WHAT NEEDS TO BE DONE » What you return must be every line below that includes the word "kind".

━━━ RECORDS SHOWN ━━━

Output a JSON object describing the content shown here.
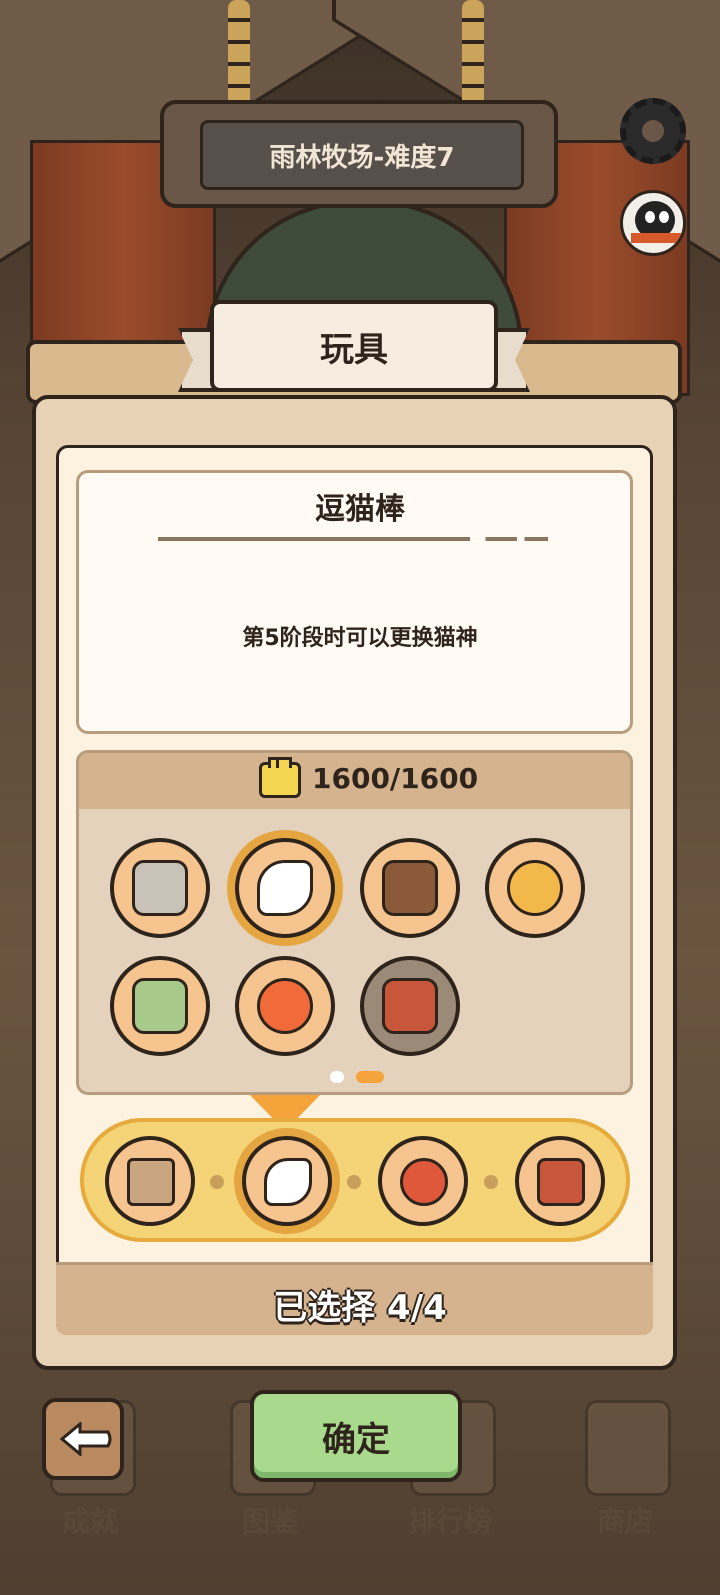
{
  "header": {
    "level_title": "雨林牧场-难度7"
  },
  "panel": {
    "title": "玩具",
    "item_name": "逗猫棒",
    "item_description": "第5阶段时可以更换猫神",
    "currency": "1600/1600",
    "selected_count": "已选择 4/4"
  },
  "inventory": [
    {
      "name": "cat-food-jar-icon",
      "color": "#f6c58f"
    },
    {
      "name": "cat-teaser-wand-icon",
      "color": "#f6c58f",
      "selected": true
    },
    {
      "name": "bear-puppet-icon",
      "color": "#f6c58f"
    },
    {
      "name": "colorful-ring-toy-icon",
      "color": "#f6c58f"
    },
    {
      "name": "cattail-plant-icon",
      "color": "#f6c58f"
    },
    {
      "name": "goldfish-toy-icon",
      "color": "#f6c58f"
    },
    {
      "name": "electric-shaver-icon",
      "color": "#9c8a78"
    }
  ],
  "pagination": {
    "pages": 2,
    "current": 2
  },
  "selected_slots": [
    {
      "name": "cardboard-box-icon"
    },
    {
      "name": "cat-teaser-wand-icon",
      "active": true
    },
    {
      "name": "daruma-cat-icon"
    },
    {
      "name": "electric-shaver-icon"
    }
  ],
  "bottom_nav": {
    "achievements": "成就",
    "collection": "图鉴",
    "leaderboard": "排行榜",
    "shop": "商店",
    "confirm": "确定"
  },
  "colors": {
    "confirm_green": "#a8d98c",
    "slot_bar_yellow": "#f4d477",
    "selected_ring": "#e5a540",
    "page_dot_active": "#f4a43a"
  }
}
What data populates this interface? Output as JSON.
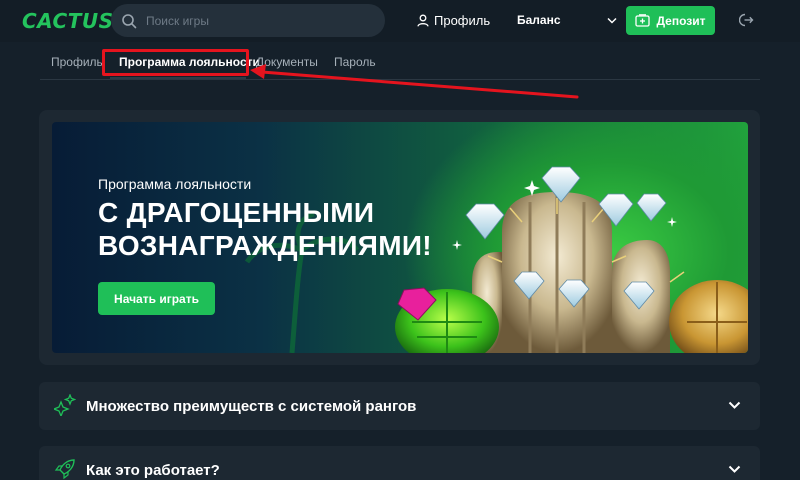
{
  "header": {
    "logo": "CACTUS",
    "search_placeholder": "Поиск игры",
    "profile_label": "Профиль",
    "balance_label": "Баланс",
    "deposit_label": "Депозит"
  },
  "tabs": [
    {
      "label": "Профиль",
      "active": false
    },
    {
      "label": "Программа лояльности",
      "active": true
    },
    {
      "label": "Документы",
      "active": false
    },
    {
      "label": "Пароль",
      "active": false
    }
  ],
  "banner": {
    "overline": "Программа лояльности",
    "title": "С ДРАГОЦЕННЫМИ ВОЗНАГРАЖДЕНИЯМИ!",
    "cta_label": "Начать играть"
  },
  "accordion": [
    {
      "label": "Множество преимуществ с системой рангов",
      "icon": "sparkles-icon"
    },
    {
      "label": "Как это работает?",
      "icon": "rocket-icon"
    }
  ],
  "colors": {
    "accent": "#1fbf58",
    "highlight": "#e5141e",
    "background": "#15202a"
  }
}
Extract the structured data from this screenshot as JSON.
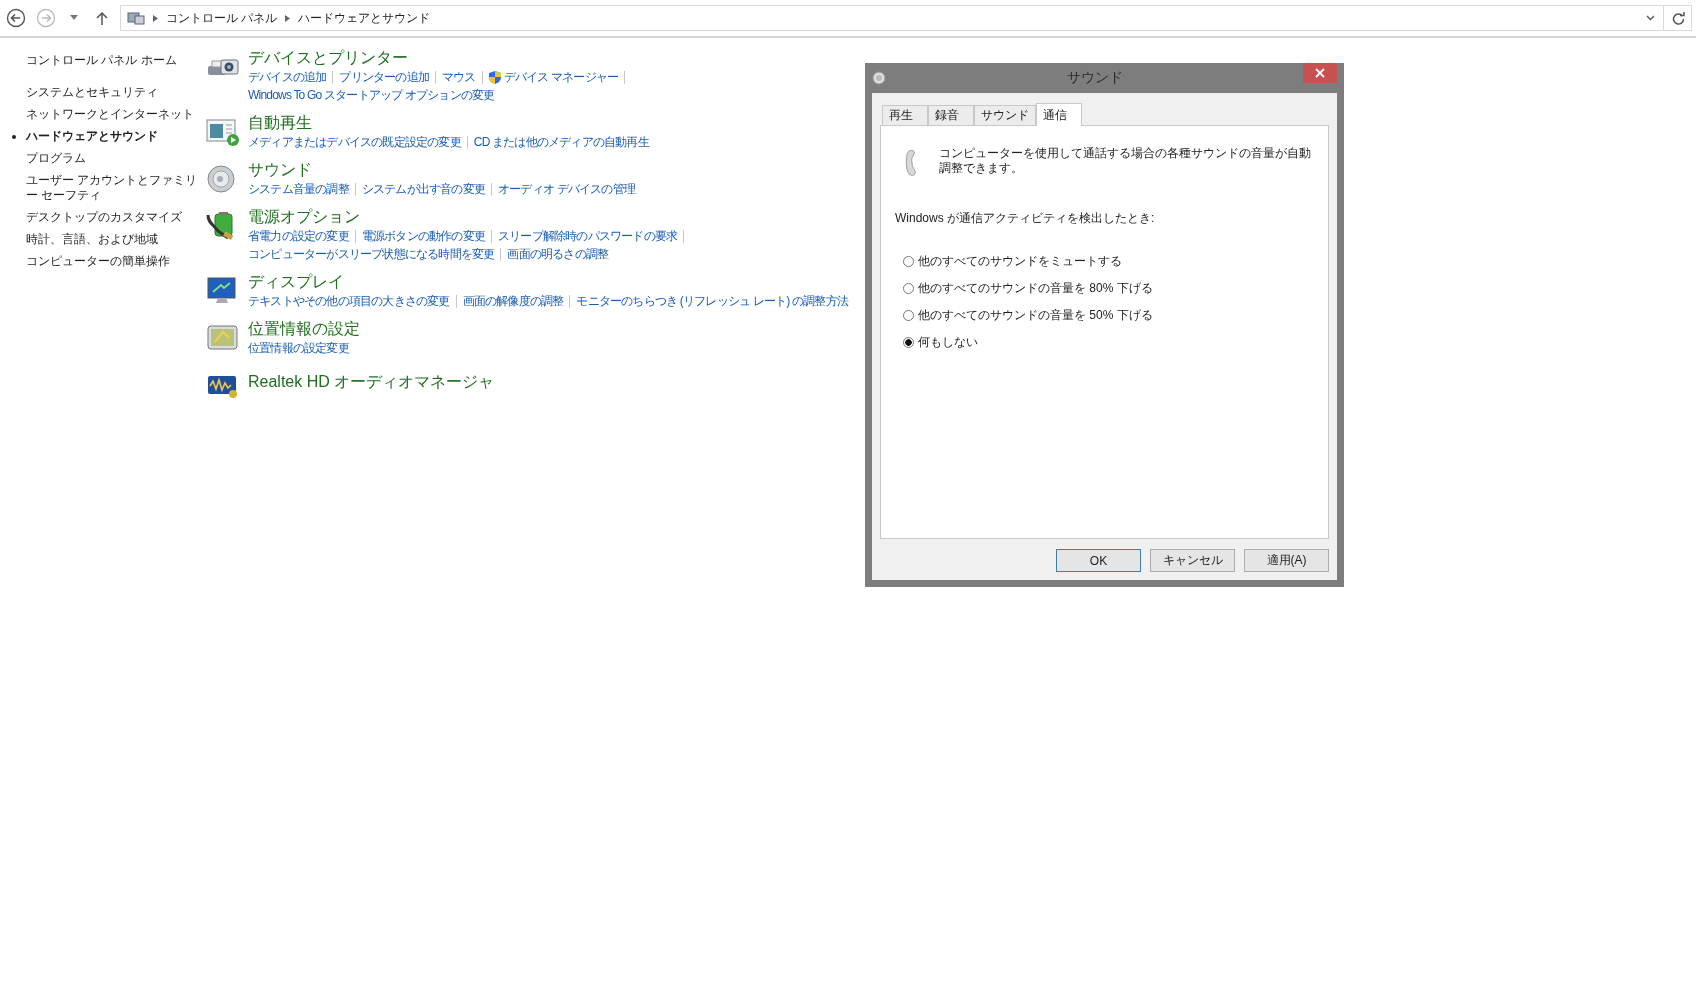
{
  "address_bar": {
    "breadcrumbs": [
      "コントロール パネル",
      "ハードウェアとサウンド"
    ]
  },
  "sidebar": {
    "home": "コントロール パネル ホーム",
    "items": [
      {
        "label": "システムとセキュリティ",
        "selected": false
      },
      {
        "label": "ネットワークとインターネット",
        "selected": false
      },
      {
        "label": "ハードウェアとサウンド",
        "selected": true
      },
      {
        "label": "プログラム",
        "selected": false
      },
      {
        "label": "ユーザー アカウントとファミリー セーフティ",
        "selected": false
      },
      {
        "label": "デスクトップのカスタマイズ",
        "selected": false
      },
      {
        "label": "時計、言語、および地域",
        "selected": false
      },
      {
        "label": "コンピューターの簡単操作",
        "selected": false
      }
    ]
  },
  "categories": [
    {
      "kind": "devices",
      "title": "デバイスとプリンター",
      "lines": [
        {
          "trailing_separator": true,
          "links": [
            {
              "text": "デバイスの追加",
              "shield": false
            },
            {
              "text": "プリンターの追加",
              "shield": false
            },
            {
              "text": "マウス",
              "shield": false
            },
            {
              "text": "デバイス マネージャー",
              "shield": true
            }
          ]
        },
        {
          "trailing_separator": false,
          "links": [
            {
              "text": "Windows To Go スタートアップ オプションの変更",
              "shield": false
            }
          ]
        }
      ]
    },
    {
      "kind": "autoplay",
      "title": "自動再生",
      "lines": [
        {
          "trailing_separator": false,
          "links": [
            {
              "text": "メディアまたはデバイスの既定設定の変更",
              "shield": false
            },
            {
              "text": "CD または他のメディアの自動再生",
              "shield": false
            }
          ]
        }
      ]
    },
    {
      "kind": "sound",
      "title": "サウンド",
      "lines": [
        {
          "trailing_separator": false,
          "links": [
            {
              "text": "システム音量の調整",
              "shield": false
            },
            {
              "text": "システムが出す音の変更",
              "shield": false
            },
            {
              "text": "オーディオ デバイスの管理",
              "shield": false
            }
          ]
        }
      ]
    },
    {
      "kind": "power",
      "title": "電源オプション",
      "lines": [
        {
          "trailing_separator": true,
          "links": [
            {
              "text": "省電力の設定の変更",
              "shield": false
            },
            {
              "text": "電源ボタンの動作の変更",
              "shield": false
            },
            {
              "text": "スリープ解除時のパスワードの要求",
              "shield": false
            }
          ]
        },
        {
          "trailing_separator": false,
          "links": [
            {
              "text": "コンピューターがスリープ状態になる時間を変更",
              "shield": false
            },
            {
              "text": "画面の明るさの調整",
              "shield": false
            }
          ]
        }
      ]
    },
    {
      "kind": "display",
      "title": "ディスプレイ",
      "lines": [
        {
          "trailing_separator": false,
          "links": [
            {
              "text": "テキストやその他の項目の大きさの変更",
              "shield": false
            },
            {
              "text": "画面の解像度の調整",
              "shield": false
            },
            {
              "text": "モニターのちらつき (リフレッシュ レート) の調整方法",
              "shield": false
            }
          ]
        }
      ]
    },
    {
      "kind": "location",
      "title": "位置情報の設定",
      "lines": [
        {
          "trailing_separator": false,
          "links": [
            {
              "text": "位置情報の設定変更",
              "shield": false
            }
          ]
        }
      ]
    },
    {
      "kind": "realtek",
      "title": "Realtek HD オーディオマネージャ"
    }
  ],
  "dialog": {
    "title": "サウンド",
    "tabs": [
      {
        "label": "再生",
        "selected": false
      },
      {
        "label": "録音",
        "selected": false
      },
      {
        "label": "サウンド",
        "selected": false
      },
      {
        "label": "通信",
        "selected": true
      }
    ],
    "description": "コンピューターを使用して通話する場合の各種サウンドの音量が自動調整できます。",
    "prompt": "Windows が通信アクティビティを検出したとき:",
    "options": [
      {
        "label": "他のすべてのサウンドをミュートする",
        "selected": false
      },
      {
        "label": "他のすべてのサウンドの音量を 80% 下げる",
        "selected": false
      },
      {
        "label": "他のすべてのサウンドの音量を 50% 下げる",
        "selected": false
      },
      {
        "label": "何もしない",
        "selected": true
      }
    ],
    "buttons": [
      {
        "label": "OK",
        "default": true
      },
      {
        "label": "キャンセル",
        "default": false
      },
      {
        "label": "適用(A)",
        "default": false
      }
    ]
  }
}
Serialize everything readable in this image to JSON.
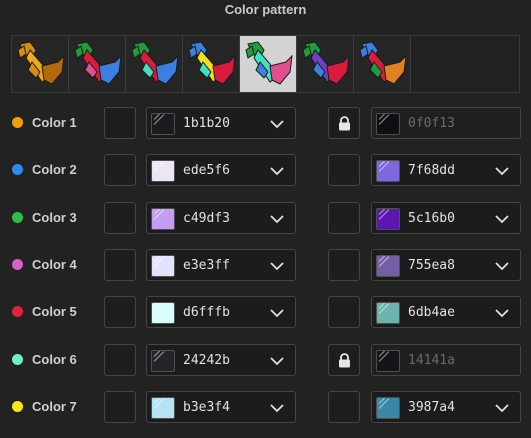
{
  "title": "Color pattern",
  "patterns": [
    {
      "name": "pattern-1",
      "selected": false,
      "colors": [
        "#d98c12",
        "#f0a81c",
        "#b36a0a"
      ]
    },
    {
      "name": "pattern-2",
      "selected": false,
      "colors": [
        "#1e9e3a",
        "#d91c3c",
        "#3b7fe0",
        "#e05090"
      ]
    },
    {
      "name": "pattern-3",
      "selected": false,
      "colors": [
        "#1e9e3a",
        "#d91c3c",
        "#3b7fe0",
        "#40e0c0"
      ]
    },
    {
      "name": "pattern-4",
      "selected": false,
      "colors": [
        "#3b7fe0",
        "#f0e020",
        "#d91c3c",
        "#40e0c0"
      ]
    },
    {
      "name": "pattern-5",
      "selected": true,
      "colors": [
        "#1e9e3a",
        "#40e0c0",
        "#e05090",
        "#3b7fe0"
      ]
    },
    {
      "name": "pattern-6",
      "selected": false,
      "colors": [
        "#1e9e3a",
        "#7040c0",
        "#d91c3c",
        "#3b7fe0"
      ]
    },
    {
      "name": "pattern-7",
      "selected": false,
      "colors": [
        "#3b7fe0",
        "#d91c3c",
        "#e08020",
        "#1e9e3a"
      ]
    }
  ],
  "rows": [
    {
      "label": "Color 1",
      "dot": "#f0a000",
      "left_hex": "1b1b20",
      "left_color": "#1b1b20",
      "right_hex": "0f0f13",
      "right_color": "#0f0f13",
      "right_locked": true
    },
    {
      "label": "Color 2",
      "dot": "#2a8cf0",
      "left_hex": "ede5f6",
      "left_color": "#ede5f6",
      "right_hex": "7f68dd",
      "right_color": "#7f68dd",
      "right_locked": false
    },
    {
      "label": "Color 3",
      "dot": "#2ec04a",
      "left_hex": "c49df3",
      "left_color": "#c49df3",
      "right_hex": "5c16b0",
      "right_color": "#5c16b0",
      "right_locked": false
    },
    {
      "label": "Color 4",
      "dot": "#d860c8",
      "left_hex": "e3e3ff",
      "left_color": "#e3e3ff",
      "right_hex": "755ea8",
      "right_color": "#755ea8",
      "right_locked": false
    },
    {
      "label": "Color 5",
      "dot": "#e0203c",
      "left_hex": "d6fffb",
      "left_color": "#d6fffb",
      "right_hex": "6db4ae",
      "right_color": "#6db4ae",
      "right_locked": false
    },
    {
      "label": "Color 6",
      "dot": "#6ef0c8",
      "left_hex": "24242b",
      "left_color": "#24242b",
      "right_hex": "14141a",
      "right_color": "#14141a",
      "right_locked": true
    },
    {
      "label": "Color 7",
      "dot": "#f8e818",
      "left_hex": "b3e3f4",
      "left_color": "#b3e3f4",
      "right_hex": "3987a4",
      "right_color": "#3987a4",
      "right_locked": false
    }
  ],
  "icons": {
    "lock": "lock-icon",
    "chevron": "chevron-down-icon"
  }
}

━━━

RESULT BELOW »
      "kind": "devices",
      "kind": "autoplay",
      "kind": "sound",
      "kind": "power",
      "kind": "display",
      "kind": "location",
      "kind": "realtek",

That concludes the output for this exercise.